I want my kids to respect me, and I've learned over the years that's not something I can demand. Instead, I have to lead by example. It takes practice — and, again, I'm not perfect — but if the end goal is to raise happy, well-adjusted kids that go into adulthood with the right emotional tools, it's important I continue to straddle that line between good cop and bad cop. This is why you don't get to ask me any of the below questions when I'm disciplining my kid.
"Why Don't You Spank Them?"
I realize, and accept, there are advocates on both sides of the aisle when it comes to spanking. Where some swear by gentle punishment, others are vocal about spanking. As I said, though, the few times I've lost my cool and resorted to this type of discipline, I never felt good or accomplished as a parent. It didn't take the tension away or teach my kids a lesson. Instead I felt guilty, as though I didn't deserve to be their mother.
I remember being spanked as a child and, for both me and my parents, nothing was ever resolved because of it. If anything, it pushed me farther from them and made me want to act out more. Regardless of your stance on spanking, when I'm disciplining my child in a way that works for us, it's not up for debate.
"Have You Tried Taking Privileges Away?"
Yes. All the time, actually. Sometimes it works, and sometimes one of my kids feels a little more defiant. I tend to gravitate slightly towards the lax side of punishment, because overall my kids are well-behaved. Defiance from them really isn't much to get worked up over, so I typically try the path of least resistance first. No matter what privileges I do, or don't take away, it's really no one's place to question me.
"Don't You Think You're Yelling Too Much?"
I'm working on it. Generally speaking, I'm quiet and reserved. As a mother who works from home and the primary caregiver to my children, I put up with a lot and let things build until I erupt. I don't prefer yelling, and as with some other forms of discipline, it isn't all that effective at times when my kid just needs a real conversation with me about what they've done. It takes a lot of work to undo behaviors, though, so when my kids act up I constantly have to check myself. I don't care about your opinion on how I'm doing with it, though.
"Have You Thought Of Counseling?"
Again, yes. Not that it's anyone's business, but I've taken my oldest to counseling to help with our communication issues.

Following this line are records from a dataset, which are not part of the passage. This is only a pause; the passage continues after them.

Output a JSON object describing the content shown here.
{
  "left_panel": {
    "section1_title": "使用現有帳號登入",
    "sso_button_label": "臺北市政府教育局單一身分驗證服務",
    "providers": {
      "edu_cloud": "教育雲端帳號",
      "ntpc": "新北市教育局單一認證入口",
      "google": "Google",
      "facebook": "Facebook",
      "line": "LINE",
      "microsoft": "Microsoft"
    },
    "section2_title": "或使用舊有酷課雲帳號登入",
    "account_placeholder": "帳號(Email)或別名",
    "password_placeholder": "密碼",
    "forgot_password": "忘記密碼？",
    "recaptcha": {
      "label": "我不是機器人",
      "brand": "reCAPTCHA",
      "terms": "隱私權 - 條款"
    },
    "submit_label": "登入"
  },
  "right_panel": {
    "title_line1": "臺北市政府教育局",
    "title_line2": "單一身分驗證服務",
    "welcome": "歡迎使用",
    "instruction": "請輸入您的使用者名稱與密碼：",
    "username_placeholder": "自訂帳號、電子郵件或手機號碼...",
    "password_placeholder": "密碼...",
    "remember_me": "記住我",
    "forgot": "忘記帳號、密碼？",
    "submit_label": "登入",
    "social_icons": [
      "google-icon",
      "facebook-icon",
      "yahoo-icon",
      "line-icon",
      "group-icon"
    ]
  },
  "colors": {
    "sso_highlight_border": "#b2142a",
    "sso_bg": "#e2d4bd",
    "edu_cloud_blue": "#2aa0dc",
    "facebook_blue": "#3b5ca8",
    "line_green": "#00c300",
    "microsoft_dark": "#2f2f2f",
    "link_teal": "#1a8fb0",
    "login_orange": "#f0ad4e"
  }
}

She's approaching those tween years with reckless abandon and I'm not ready in any way. Counseling helped slightly, but because I've been going myself for many years, I know it takes a lot more than a session every few weeks to figure these things out. Whether we go, or we don't, don't ask me about it. Just know communication is key when it comes to discipline, and we're working on it.
"Do You Really Think Your Kid Is Sorry?"
I've been asked this sarcastically, and while I get the tone and context implied, I'll handle interpreting whether or not my kid is sorry for what he, or she, has done.
"Do You Honestly Believe That Will Work?"
I get that some methods seem a little light, or maybe I'm not doing enough, but the other side of being "lax" is me losing my temper. I'd much rather lead with love and light, trying all the other things I hope will work and even if they don't seem strong enough. Deleting games on an iPad, removing privileges until the behavior has been corrected, or doling out extra chores may not seem like discipline, but I assure you, they are, and I know by the way my kids behave thereafter.
"Are You Going To Punish Them Or Coddle Them?"
If it were up to me, I'd happily stay in the middle forever, but I guess it depends on my kids and how they mature. Will they learn the lessons I've been teaching, or will they continue making the same mistakes where discipline is needed? That's the thing. They're kids. They're supposed to make mistakes, and they're bound to act up sometimes and question authority and push against set boundaries. My reaction is what matters. I can choose to lead them in ways that will make a positive, everlasting impact.